| Provided data |
—————

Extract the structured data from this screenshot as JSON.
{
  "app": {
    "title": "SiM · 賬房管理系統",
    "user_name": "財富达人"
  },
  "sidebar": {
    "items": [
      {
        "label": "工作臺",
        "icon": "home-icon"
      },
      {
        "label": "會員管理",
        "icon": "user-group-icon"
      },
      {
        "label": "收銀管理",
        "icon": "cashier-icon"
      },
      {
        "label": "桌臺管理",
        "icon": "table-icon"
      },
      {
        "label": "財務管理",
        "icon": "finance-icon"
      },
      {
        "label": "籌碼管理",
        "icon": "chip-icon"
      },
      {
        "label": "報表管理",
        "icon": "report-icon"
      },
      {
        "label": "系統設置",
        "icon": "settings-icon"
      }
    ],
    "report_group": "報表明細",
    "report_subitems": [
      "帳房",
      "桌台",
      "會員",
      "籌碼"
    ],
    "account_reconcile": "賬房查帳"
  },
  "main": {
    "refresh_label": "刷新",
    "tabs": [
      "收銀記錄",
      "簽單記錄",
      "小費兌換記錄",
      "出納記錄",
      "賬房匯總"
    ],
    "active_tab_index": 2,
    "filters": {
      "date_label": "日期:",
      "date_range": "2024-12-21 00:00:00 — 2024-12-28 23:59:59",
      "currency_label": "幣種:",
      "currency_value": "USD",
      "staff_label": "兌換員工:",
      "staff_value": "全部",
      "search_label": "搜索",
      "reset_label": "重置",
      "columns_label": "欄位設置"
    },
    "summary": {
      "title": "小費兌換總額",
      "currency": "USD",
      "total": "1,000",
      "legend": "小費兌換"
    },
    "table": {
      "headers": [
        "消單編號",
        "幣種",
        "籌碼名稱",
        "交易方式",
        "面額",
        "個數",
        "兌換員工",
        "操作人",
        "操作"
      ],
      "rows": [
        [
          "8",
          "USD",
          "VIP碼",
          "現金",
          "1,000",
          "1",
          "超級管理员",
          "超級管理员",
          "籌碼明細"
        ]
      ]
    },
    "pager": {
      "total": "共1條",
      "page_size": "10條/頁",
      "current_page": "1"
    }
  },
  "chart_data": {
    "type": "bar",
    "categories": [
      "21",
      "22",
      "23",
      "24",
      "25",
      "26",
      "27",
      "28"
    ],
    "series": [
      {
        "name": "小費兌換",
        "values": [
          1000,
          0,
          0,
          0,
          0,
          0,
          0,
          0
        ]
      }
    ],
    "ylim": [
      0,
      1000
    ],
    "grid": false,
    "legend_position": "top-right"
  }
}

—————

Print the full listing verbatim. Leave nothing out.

| Answer to this problem |
Extract the structured data from this screenshot as JSON.
{
  "app": {
    "title": "SiM · 賬房管理系統",
    "user_name": "財富达人"
  },
  "sidebar": {
    "items": [
      {
        "label": "工作臺",
        "icon": "home-icon"
      },
      {
        "label": "會員管理",
        "icon": "user-group-icon"
      },
      {
        "label": "收銀管理",
        "icon": "cashier-icon"
      },
      {
        "label": "桌臺管理",
        "icon": "table-icon"
      },
      {
        "label": "財務管理",
        "icon": "finance-icon"
      },
      {
        "label": "籌碼管理",
        "icon": "chip-icon"
      },
      {
        "label": "報表管理",
        "icon": "report-icon"
      },
      {
        "label": "系統設置",
        "icon": "settings-icon"
      }
    ],
    "report_group": "報表明細",
    "report_subitems": [
      "帳房",
      "桌台",
      "會員",
      "籌碼"
    ],
    "account_reconcile": "賬房查帳"
  },
  "main": {
    "refresh_label": "刷新",
    "tabs": [
      "收銀記錄",
      "簽單記錄",
      "小費兌換記錄",
      "出納記錄",
      "賬房匯總"
    ],
    "active_tab_index": 2,
    "filters": {
      "date_label": "日期:",
      "date_range": "2024-12-21 00:00:00 — 2024-12-28 23:59:59",
      "currency_label": "幣種:",
      "currency_value": "USD",
      "staff_label": "兌換員工:",
      "staff_value": "全部",
      "search_label": "搜索",
      "reset_label": "重置",
      "columns_label": "欄位設置"
    },
    "summary": {
      "title": "小費兌換總額",
      "currency": "USD",
      "total": "1,000",
      "legend": "小費兌換"
    },
    "table": {
      "headers": [
        "消單編號",
        "幣種",
        "籌碼名稱",
        "交易方式",
        "面額",
        "個數",
        "兌換員工",
        "操作人",
        "操作"
      ],
      "rows": [
        [
          "8",
          "USD",
          "VIP碼",
          "現金",
          "1,000",
          "1",
          "超級管理员",
          "超級管理员",
          "籌碼明細"
        ]
      ]
    },
    "pager": {
      "total": "共1條",
      "page_size": "10條/頁",
      "current_page": "1"
    }
  },
  "chart_data": {
    "type": "bar",
    "categories": [
      "21",
      "22",
      "23",
      "24",
      "25",
      "26",
      "27",
      "28"
    ],
    "series": [
      {
        "name": "小費兌換",
        "values": [
          1000,
          0,
          0,
          0,
          0,
          0,
          0,
          0
        ]
      }
    ],
    "ylim": [
      0,
      1000
    ],
    "grid": false,
    "legend_position": "top-right"
  }
}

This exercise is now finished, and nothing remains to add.